• [WORK TASK]
What is needed is an exact copy of every entry below.
** Opening PROVIDED RECORDS block **
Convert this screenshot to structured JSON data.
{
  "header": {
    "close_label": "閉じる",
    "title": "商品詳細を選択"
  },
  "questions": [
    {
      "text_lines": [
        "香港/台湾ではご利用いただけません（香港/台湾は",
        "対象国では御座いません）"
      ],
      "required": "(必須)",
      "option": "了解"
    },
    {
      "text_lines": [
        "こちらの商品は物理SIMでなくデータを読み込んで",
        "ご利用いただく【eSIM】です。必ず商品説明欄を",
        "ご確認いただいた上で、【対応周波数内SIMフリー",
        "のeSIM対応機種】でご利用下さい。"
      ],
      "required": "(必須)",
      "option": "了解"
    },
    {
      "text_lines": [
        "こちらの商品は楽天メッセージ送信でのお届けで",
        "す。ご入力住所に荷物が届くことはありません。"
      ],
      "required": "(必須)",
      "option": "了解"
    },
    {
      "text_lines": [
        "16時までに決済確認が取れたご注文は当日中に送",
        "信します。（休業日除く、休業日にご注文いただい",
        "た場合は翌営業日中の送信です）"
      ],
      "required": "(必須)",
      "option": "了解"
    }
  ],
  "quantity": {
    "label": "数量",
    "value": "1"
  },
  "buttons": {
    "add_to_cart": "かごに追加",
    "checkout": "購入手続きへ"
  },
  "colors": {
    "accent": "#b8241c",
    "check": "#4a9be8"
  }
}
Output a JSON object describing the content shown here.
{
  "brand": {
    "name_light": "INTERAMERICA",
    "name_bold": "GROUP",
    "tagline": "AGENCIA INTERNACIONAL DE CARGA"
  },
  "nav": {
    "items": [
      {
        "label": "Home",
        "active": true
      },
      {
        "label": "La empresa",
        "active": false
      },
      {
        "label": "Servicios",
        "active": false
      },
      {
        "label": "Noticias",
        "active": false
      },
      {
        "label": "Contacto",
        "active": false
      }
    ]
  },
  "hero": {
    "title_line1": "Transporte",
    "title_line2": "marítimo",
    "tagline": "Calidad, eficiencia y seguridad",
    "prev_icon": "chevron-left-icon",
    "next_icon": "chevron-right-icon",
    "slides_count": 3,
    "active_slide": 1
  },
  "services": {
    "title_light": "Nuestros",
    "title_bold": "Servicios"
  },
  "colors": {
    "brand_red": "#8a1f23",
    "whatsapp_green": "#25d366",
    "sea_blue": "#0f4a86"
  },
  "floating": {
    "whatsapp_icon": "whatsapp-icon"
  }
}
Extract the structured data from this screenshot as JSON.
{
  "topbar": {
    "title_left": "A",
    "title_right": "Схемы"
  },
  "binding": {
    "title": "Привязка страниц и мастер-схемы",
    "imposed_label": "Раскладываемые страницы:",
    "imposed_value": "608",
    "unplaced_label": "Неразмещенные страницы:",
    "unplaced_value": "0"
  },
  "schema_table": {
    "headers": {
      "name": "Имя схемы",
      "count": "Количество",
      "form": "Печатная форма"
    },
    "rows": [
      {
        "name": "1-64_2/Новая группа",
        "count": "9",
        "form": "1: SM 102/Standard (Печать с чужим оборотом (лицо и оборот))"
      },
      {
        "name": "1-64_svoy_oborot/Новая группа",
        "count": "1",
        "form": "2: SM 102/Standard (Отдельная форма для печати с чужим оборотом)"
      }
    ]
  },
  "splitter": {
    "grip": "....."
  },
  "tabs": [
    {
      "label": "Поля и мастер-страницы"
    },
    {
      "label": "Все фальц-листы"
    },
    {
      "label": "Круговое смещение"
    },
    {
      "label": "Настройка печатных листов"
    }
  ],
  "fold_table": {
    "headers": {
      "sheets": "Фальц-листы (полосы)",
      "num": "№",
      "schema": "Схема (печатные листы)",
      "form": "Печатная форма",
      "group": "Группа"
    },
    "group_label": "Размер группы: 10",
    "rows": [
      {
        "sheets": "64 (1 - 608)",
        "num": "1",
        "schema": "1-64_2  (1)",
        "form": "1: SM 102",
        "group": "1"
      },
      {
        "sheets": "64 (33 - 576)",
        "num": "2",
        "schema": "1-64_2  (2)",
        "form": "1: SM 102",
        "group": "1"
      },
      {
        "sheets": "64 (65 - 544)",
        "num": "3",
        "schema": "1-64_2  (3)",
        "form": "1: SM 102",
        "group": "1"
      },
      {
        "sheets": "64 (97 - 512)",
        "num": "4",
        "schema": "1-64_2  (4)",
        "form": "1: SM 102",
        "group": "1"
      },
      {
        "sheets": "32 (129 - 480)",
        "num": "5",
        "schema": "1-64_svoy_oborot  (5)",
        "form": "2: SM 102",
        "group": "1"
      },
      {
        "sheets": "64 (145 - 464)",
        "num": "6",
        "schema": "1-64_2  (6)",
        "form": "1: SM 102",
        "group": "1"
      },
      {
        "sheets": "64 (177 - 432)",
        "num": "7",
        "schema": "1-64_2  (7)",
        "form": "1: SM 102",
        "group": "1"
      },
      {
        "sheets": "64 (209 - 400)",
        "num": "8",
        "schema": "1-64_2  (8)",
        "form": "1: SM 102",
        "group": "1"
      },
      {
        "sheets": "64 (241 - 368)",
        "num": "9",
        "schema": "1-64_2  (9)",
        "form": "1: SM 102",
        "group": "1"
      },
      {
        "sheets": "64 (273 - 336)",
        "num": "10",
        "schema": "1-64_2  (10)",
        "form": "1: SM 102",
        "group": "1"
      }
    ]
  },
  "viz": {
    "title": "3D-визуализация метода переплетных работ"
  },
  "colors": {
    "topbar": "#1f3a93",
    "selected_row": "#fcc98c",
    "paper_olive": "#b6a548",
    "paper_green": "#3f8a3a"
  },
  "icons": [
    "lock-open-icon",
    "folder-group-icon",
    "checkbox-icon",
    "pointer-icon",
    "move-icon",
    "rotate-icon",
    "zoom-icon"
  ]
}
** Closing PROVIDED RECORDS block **
• [SOLUTION TO THE EXERCISE]
Convert this screenshot to structured JSON data.
{
  "header": {
    "close_label": "閉じる",
    "title": "商品詳細を選択"
  },
  "questions": [
    {
      "text_lines": [
        "香港/台湾ではご利用いただけません（香港/台湾は",
        "対象国では御座いません）"
      ],
      "required": "(必須)",
      "option": "了解"
    },
    {
      "text_lines": [
        "こちらの商品は物理SIMでなくデータを読み込んで",
        "ご利用いただく【eSIM】です。必ず商品説明欄を",
        "ご確認いただいた上で、【対応周波数内SIMフリー",
        "のeSIM対応機種】でご利用下さい。"
      ],
      "required": "(必須)",
      "option": "了解"
    },
    {
      "text_lines": [
        "こちらの商品は楽天メッセージ送信でのお届けで",
        "す。ご入力住所に荷物が届くことはありません。"
      ],
      "required": "(必須)",
      "option": "了解"
    },
    {
      "text_lines": [
        "16時までに決済確認が取れたご注文は当日中に送",
        "信します。（休業日除く、休業日にご注文いただい",
        "た場合は翌営業日中の送信です）"
      ],
      "required": "(必須)",
      "option": "了解"
    }
  ],
  "quantity": {
    "label": "数量",
    "value": "1"
  },
  "buttons": {
    "add_to_cart": "かごに追加",
    "checkout": "購入手続きへ"
  },
  "colors": {
    "accent": "#b8241c",
    "check": "#4a9be8"
  }
}
Output a JSON object describing the content shown here.
{
  "brand": {
    "name_light": "INTERAMERICA",
    "name_bold": "GROUP",
    "tagline": "AGENCIA INTERNACIONAL DE CARGA"
  },
  "nav": {
    "items": [
      {
        "label": "Home",
        "active": true
      },
      {
        "label": "La empresa",
        "active": false
      },
      {
        "label": "Servicios",
        "active": false
      },
      {
        "label": "Noticias",
        "active": false
      },
      {
        "label": "Contacto",
        "active": false
      }
    ]
  },
  "hero": {
    "title_line1": "Transporte",
    "title_line2": "marítimo",
    "tagline": "Calidad, eficiencia y seguridad",
    "prev_icon": "chevron-left-icon",
    "next_icon": "chevron-right-icon",
    "slides_count": 3,
    "active_slide": 1
  },
  "services": {
    "title_light": "Nuestros",
    "title_bold": "Servicios"
  },
  "colors": {
    "brand_red": "#8a1f23",
    "whatsapp_green": "#25d366",
    "sea_blue": "#0f4a86"
  },
  "floating": {
    "whatsapp_icon": "whatsapp-icon"
  }
}
Extract the structured data from this screenshot as JSON.
{
  "topbar": {
    "title_left": "A",
    "title_right": "Схемы"
  },
  "binding": {
    "title": "Привязка страниц и мастер-схемы",
    "imposed_label": "Раскладываемые страницы:",
    "imposed_value": "608",
    "unplaced_label": "Неразмещенные страницы:",
    "unplaced_value": "0"
  },
  "schema_table": {
    "headers": {
      "name": "Имя схемы",
      "count": "Количество",
      "form": "Печатная форма"
    },
    "rows": [
      {
        "name": "1-64_2/Новая группа",
        "count": "9",
        "form": "1: SM 102/Standard (Печать с чужим оборотом (лицо и оборот))"
      },
      {
        "name": "1-64_svoy_oborot/Новая группа",
        "count": "1",
        "form": "2: SM 102/Standard (Отдельная форма для печати с чужим оборотом)"
      }
    ]
  },
  "splitter": {
    "grip": "....."
  },
  "tabs": [
    {
      "label": "Поля и мастер-страницы"
    },
    {
      "label": "Все фальц-листы"
    },
    {
      "label": "Круговое смещение"
    },
    {
      "label": "Настройка печатных листов"
    }
  ],
  "fold_table": {
    "headers": {
      "sheets": "Фальц-листы (полосы)",
      "num": "№",
      "schema": "Схема (печатные листы)",
      "form": "Печатная форма",
      "group": "Группа"
    },
    "group_label": "Размер группы: 10",
    "rows": [
      {
        "sheets": "64 (1 - 608)",
        "num": "1",
        "schema": "1-64_2  (1)",
        "form": "1: SM 102",
        "group": "1"
      },
      {
        "sheets": "64 (33 - 576)",
        "num": "2",
        "schema": "1-64_2  (2)",
        "form": "1: SM 102",
        "group": "1"
      },
      {
        "sheets": "64 (65 - 544)",
        "num": "3",
        "schema": "1-64_2  (3)",
        "form": "1: SM 102",
        "group": "1"
      },
      {
        "sheets": "64 (97 - 512)",
        "num": "4",
        "schema": "1-64_2  (4)",
        "form": "1: SM 102",
        "group": "1"
      },
      {
        "sheets": "32 (129 - 480)",
        "num": "5",
        "schema": "1-64_svoy_oborot  (5)",
        "form": "2: SM 102",
        "group": "1"
      },
      {
        "sheets": "64 (145 - 464)",
        "num": "6",
        "schema": "1-64_2  (6)",
        "form": "1: SM 102",
        "group": "1"
      },
      {
        "sheets": "64 (177 - 432)",
        "num": "7",
        "schema": "1-64_2  (7)",
        "form": "1: SM 102",
        "group": "1"
      },
      {
        "sheets": "64 (209 - 400)",
        "num": "8",
        "schema": "1-64_2  (8)",
        "form": "1: SM 102",
        "group": "1"
      },
      {
        "sheets": "64 (241 - 368)",
        "num": "9",
        "schema": "1-64_2  (9)",
        "form": "1: SM 102",
        "group": "1"
      },
      {
        "sheets": "64 (273 - 336)",
        "num": "10",
        "schema": "1-64_2  (10)",
        "form": "1: SM 102",
        "group": "1"
      }
    ]
  },
  "viz": {
    "title": "3D-визуализация метода переплетных работ"
  },
  "colors": {
    "topbar": "#1f3a93",
    "selected_row": "#fcc98c",
    "paper_olive": "#b6a548",
    "paper_green": "#3f8a3a"
  },
  "icons": [
    "lock-open-icon",
    "folder-group-icon",
    "checkbox-icon",
    "pointer-icon",
    "move-icon",
    "rotate-icon",
    "zoom-icon"
  ]
}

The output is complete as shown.